A venture downstairs in The Wardrobe leads us to Casey Lowry’s ear worming escapades. With just one single out, he isn’t afraid to command the crowd. With the floor of the room filled, the drop of his finale obliges everyone to squat waiting for the energetic impulse to jump and dance.
After a food pit stop, it’s time for the dream-pop of Fazerdaze. It’s nice to finally see the girl who leaves you absorbed into her jangling trance in your bedroom. She pulls us in with the lulling sounds of ‘Lucky Girl’, and keeps up the pensive tones in ‘Jennifer’. With the sun still shining outside, Amelia Murray’s summery allure makes the hope of good weather in the festival fields feel less of a fantasy by the second.
The faint sound of a 90s funk disco inside the other room at Beckett’s Students Union draws us in for boogie. The sight of the Brummie duo Ekkah’s synchronised dancing coerces the crowd to follow suit and hound out those not joining in.
Forget when James Franco and Seth Rogan told us disco sucks, they’re far from the truth. There’s iridescent glitter, dazing harmonies and electro melodies even Prince and Chic would be jealous of.
Far from the glitzy delights of Ekkah, the “diarrhoea rollercoaster” of Francobollo hits as soon as you enter the Brudenell Games Room. Their slips between frantic, jagged hooks and composed, soothing breathers go down a storm. ‘Kinky Lola’ gets too much for them, with shirts getting ripped off in unison with the closing beats.
Ditties about having “Good Times” and everything being “Wonderful” entice the crowd to be on the crazy Swedes (and one outnumbered Brit) side. One brave lad gets pushed into the air, amazing frontman Simon Nilsson so much he stops in his tracks to go shake his hand. Their end is as full of life as their start. These guys really don’t give a shit, and that’s what makes them so great. They’re all about having a laugh.
Once again the call of dance pulls us into see someone new. Showcasing their off-kilt indie pop are Northampton-duo Ginger Snaps. Sample-heavy beats, psych riffs and catchy harmonies are what you need to get yourselves moving. It’s everything that shouldn’t work all shoved together is such a way that it’s made to work.

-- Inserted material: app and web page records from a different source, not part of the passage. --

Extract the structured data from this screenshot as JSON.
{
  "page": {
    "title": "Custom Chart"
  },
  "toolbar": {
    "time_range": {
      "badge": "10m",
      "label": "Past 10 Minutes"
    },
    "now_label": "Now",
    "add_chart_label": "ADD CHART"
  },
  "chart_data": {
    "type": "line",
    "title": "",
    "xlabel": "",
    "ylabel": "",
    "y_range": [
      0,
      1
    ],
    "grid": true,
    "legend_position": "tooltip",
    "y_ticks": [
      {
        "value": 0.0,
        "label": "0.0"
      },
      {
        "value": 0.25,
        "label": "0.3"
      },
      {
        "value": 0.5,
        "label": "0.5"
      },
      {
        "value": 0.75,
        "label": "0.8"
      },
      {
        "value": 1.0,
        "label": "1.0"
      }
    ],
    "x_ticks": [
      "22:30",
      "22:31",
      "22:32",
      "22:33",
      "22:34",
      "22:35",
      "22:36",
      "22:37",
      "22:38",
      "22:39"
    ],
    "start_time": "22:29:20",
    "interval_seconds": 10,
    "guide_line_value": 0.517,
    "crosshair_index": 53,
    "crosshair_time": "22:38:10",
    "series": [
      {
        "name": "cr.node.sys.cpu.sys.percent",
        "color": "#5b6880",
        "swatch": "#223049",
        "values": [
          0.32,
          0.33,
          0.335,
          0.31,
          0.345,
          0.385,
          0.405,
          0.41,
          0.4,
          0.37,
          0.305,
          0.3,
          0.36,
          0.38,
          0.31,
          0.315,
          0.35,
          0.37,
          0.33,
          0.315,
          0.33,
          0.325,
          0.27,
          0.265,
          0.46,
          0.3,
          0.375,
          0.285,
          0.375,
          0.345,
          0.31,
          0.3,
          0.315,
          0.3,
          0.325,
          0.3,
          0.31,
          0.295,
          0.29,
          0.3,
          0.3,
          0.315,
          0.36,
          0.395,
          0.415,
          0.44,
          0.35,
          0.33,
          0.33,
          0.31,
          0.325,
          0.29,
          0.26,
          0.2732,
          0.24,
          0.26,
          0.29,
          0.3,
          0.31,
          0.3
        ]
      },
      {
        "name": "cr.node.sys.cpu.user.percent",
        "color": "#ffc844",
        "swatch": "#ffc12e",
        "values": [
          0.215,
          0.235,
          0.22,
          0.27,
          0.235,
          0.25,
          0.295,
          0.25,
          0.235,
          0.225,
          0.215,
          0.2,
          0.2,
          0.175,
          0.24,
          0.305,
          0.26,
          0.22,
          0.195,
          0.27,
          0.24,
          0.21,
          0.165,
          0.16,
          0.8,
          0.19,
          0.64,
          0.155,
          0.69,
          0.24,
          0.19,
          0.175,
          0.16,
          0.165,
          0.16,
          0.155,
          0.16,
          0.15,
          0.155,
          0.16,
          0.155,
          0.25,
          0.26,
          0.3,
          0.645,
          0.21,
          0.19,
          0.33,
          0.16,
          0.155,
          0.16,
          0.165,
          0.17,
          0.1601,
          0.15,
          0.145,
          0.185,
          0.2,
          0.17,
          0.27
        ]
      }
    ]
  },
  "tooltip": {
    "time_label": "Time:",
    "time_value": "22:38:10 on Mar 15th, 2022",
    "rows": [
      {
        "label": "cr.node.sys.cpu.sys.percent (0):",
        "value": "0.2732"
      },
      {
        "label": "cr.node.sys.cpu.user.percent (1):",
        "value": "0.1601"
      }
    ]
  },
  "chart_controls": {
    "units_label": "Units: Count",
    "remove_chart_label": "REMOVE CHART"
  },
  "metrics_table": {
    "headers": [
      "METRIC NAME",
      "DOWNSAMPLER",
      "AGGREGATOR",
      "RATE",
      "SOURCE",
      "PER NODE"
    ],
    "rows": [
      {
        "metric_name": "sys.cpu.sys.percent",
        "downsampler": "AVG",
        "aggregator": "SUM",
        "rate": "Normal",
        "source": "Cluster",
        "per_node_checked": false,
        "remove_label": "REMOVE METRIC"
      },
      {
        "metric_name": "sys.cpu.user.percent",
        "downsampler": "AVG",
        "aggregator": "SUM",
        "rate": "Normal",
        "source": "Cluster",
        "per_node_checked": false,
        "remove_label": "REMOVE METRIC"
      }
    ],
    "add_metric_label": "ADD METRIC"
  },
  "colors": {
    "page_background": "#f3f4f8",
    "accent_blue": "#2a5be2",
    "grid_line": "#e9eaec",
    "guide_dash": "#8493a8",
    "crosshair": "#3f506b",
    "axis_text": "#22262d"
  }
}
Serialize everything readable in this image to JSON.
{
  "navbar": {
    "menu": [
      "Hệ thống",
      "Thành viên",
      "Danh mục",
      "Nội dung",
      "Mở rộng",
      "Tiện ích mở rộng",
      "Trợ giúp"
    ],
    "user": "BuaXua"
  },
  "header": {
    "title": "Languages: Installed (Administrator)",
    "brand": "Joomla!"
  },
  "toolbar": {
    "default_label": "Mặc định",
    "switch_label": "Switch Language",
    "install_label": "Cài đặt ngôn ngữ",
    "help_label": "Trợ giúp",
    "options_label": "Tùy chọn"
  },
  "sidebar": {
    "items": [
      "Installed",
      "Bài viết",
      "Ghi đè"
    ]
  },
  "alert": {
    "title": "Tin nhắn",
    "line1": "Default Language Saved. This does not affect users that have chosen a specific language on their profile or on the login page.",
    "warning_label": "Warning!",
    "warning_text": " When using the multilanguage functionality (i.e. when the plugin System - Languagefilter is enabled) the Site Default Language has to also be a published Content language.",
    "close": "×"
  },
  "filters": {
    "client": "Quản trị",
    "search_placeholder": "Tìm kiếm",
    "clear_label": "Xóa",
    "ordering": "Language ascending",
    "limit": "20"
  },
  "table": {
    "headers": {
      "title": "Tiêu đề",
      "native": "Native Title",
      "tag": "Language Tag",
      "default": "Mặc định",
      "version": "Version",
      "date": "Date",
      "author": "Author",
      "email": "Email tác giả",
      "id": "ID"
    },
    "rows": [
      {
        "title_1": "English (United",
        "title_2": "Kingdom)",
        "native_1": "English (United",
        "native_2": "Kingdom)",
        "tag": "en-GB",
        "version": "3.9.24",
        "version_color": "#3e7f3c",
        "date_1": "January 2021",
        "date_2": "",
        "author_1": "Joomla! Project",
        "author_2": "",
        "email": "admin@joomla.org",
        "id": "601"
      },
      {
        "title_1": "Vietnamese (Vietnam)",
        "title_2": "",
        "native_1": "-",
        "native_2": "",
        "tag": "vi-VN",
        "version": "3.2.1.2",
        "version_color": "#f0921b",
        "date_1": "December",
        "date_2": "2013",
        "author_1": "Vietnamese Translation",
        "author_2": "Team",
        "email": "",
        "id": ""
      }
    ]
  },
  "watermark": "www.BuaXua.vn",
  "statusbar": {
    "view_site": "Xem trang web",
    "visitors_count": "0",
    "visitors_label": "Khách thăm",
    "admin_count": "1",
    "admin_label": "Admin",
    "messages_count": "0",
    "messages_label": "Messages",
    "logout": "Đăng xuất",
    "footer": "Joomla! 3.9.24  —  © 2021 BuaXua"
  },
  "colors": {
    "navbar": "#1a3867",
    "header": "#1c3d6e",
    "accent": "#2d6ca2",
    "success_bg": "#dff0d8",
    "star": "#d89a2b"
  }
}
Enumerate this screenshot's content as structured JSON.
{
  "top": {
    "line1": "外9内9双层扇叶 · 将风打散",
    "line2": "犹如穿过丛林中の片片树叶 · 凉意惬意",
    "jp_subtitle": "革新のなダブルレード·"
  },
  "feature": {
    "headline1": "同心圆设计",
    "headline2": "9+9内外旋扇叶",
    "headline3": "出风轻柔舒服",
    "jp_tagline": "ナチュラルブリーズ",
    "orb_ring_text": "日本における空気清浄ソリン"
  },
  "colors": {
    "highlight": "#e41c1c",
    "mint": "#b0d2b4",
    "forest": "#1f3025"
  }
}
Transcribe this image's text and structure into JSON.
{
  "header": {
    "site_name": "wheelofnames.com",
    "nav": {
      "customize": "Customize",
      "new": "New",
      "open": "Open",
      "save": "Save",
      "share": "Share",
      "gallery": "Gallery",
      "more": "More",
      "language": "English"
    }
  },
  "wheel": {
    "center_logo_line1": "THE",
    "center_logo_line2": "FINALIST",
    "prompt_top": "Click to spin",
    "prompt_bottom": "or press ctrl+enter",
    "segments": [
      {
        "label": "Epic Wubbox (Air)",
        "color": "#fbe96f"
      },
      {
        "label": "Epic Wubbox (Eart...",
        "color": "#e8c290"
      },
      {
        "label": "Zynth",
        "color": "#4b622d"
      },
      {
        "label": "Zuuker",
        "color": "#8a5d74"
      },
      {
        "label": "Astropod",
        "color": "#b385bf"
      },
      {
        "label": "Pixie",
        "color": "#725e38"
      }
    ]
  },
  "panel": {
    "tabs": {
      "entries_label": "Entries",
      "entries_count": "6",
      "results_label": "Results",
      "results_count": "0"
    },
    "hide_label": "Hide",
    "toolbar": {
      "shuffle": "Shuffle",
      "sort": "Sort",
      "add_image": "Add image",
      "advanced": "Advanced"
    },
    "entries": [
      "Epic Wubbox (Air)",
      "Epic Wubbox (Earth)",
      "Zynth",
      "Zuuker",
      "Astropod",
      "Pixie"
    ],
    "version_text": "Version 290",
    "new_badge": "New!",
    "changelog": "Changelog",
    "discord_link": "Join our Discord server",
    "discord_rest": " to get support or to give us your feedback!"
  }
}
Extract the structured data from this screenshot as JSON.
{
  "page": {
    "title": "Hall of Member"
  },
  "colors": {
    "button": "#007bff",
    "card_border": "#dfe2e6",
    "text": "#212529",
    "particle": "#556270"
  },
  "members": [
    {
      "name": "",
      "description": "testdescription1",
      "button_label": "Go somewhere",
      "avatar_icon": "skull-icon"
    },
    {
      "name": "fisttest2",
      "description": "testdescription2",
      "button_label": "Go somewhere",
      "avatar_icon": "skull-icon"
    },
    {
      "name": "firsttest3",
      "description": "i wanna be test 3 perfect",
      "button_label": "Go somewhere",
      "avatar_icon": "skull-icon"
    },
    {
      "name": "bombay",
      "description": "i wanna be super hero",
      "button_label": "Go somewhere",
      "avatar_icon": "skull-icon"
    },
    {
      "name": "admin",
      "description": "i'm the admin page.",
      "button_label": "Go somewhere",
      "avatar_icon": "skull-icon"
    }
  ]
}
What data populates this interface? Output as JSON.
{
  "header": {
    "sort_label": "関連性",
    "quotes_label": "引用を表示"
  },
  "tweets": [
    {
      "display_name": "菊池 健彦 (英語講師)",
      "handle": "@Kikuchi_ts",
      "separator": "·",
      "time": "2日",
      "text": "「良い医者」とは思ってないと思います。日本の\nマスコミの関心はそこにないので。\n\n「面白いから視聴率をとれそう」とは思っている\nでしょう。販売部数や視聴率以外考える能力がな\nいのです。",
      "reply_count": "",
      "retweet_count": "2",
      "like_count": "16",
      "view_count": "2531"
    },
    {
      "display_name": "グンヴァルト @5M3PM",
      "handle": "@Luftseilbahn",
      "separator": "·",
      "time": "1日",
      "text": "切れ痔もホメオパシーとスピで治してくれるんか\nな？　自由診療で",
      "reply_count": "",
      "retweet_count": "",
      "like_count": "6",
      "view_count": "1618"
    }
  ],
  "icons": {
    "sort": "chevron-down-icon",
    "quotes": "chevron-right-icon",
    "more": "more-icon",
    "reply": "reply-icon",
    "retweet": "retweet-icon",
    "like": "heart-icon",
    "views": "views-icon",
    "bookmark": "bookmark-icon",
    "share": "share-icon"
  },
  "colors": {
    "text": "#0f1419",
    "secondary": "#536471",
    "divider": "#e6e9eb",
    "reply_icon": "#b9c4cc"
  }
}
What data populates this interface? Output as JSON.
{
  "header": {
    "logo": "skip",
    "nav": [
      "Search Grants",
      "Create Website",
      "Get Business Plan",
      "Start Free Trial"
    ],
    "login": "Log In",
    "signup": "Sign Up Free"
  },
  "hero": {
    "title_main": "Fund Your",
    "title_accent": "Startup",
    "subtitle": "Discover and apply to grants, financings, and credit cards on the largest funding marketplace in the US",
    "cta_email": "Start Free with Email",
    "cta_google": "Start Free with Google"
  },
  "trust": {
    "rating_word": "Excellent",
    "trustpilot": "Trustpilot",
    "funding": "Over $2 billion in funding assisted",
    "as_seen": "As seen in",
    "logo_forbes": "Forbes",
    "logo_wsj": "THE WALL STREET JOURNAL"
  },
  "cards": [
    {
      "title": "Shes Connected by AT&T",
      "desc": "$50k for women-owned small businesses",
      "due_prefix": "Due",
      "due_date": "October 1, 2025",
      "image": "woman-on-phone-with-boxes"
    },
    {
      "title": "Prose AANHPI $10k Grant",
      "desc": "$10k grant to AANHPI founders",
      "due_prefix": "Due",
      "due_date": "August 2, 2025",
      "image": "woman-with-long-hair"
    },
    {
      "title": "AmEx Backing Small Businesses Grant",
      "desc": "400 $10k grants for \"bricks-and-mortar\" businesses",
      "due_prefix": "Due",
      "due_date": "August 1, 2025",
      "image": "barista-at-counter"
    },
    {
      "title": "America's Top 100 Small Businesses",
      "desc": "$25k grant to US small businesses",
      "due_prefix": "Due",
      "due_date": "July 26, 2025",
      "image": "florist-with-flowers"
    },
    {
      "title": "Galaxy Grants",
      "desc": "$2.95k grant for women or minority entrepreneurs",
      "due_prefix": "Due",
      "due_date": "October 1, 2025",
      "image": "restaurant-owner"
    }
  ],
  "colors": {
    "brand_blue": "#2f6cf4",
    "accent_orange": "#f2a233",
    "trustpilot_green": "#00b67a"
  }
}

Not afraid to immerse himself into the spread out crowd, singer Jay Brook jumps off stage to get everyone as high on the sweat gauge as he is and try his luck at taking a swig from someone’s (aka my) drink. He chose the wrong person there. Gigslutz apologises.
The dark, sweaty Key Club can’t handle the rumours spreading about Idles’ raucous performances. The venue gets packed out as fans pile in keen to get a taste of the Bristol post punk quintet. Bodies bouncing in all directions with stage diving and crowd surfing aplenty and it’s a wonder my camera made it out in one piece. Catch them while you can at these small venues.
“Are we ready?” asks vocalist Rakel Mjöll, before launching in the “hey hey heys” of ‘Hey Heartbreaker. Half an hour of infectious tunes and guitar riffs. Dream Wife are on top form again’.
The fresh electronic sounds of Haus brandish themselves in Headrow House. With the room packed nearing capacity, the London boys head out to soak up all the love Leeds has to offer. Their atypical beats collide with the soulful vocals of Ashley Mulimba, making their dynamic take on indie rock cause one last party.
There’s no space to be had on the pews or surrounding floor as fans eagerly await Gabrielle Aplin’s closing set at Holy Trinity Church. The singer songwriter flies solo tonight on her acoustic guitar and keyboard with occasional backing fills from keen fans in the audience! Nothing but a beautiful set.
The main thing about Live At Leeds the flaunting of new acts across the line-up. They want you to discover new music, and make it as easy as possible. A headliner at 3pm so a smaller band will catch their fans afterwards? That’s standard. If you’re a fan of uncovering new talent, then this is the place to be. 11 years strong, and Live At Leeds is still one of the best festivals you’ll ever be a part of.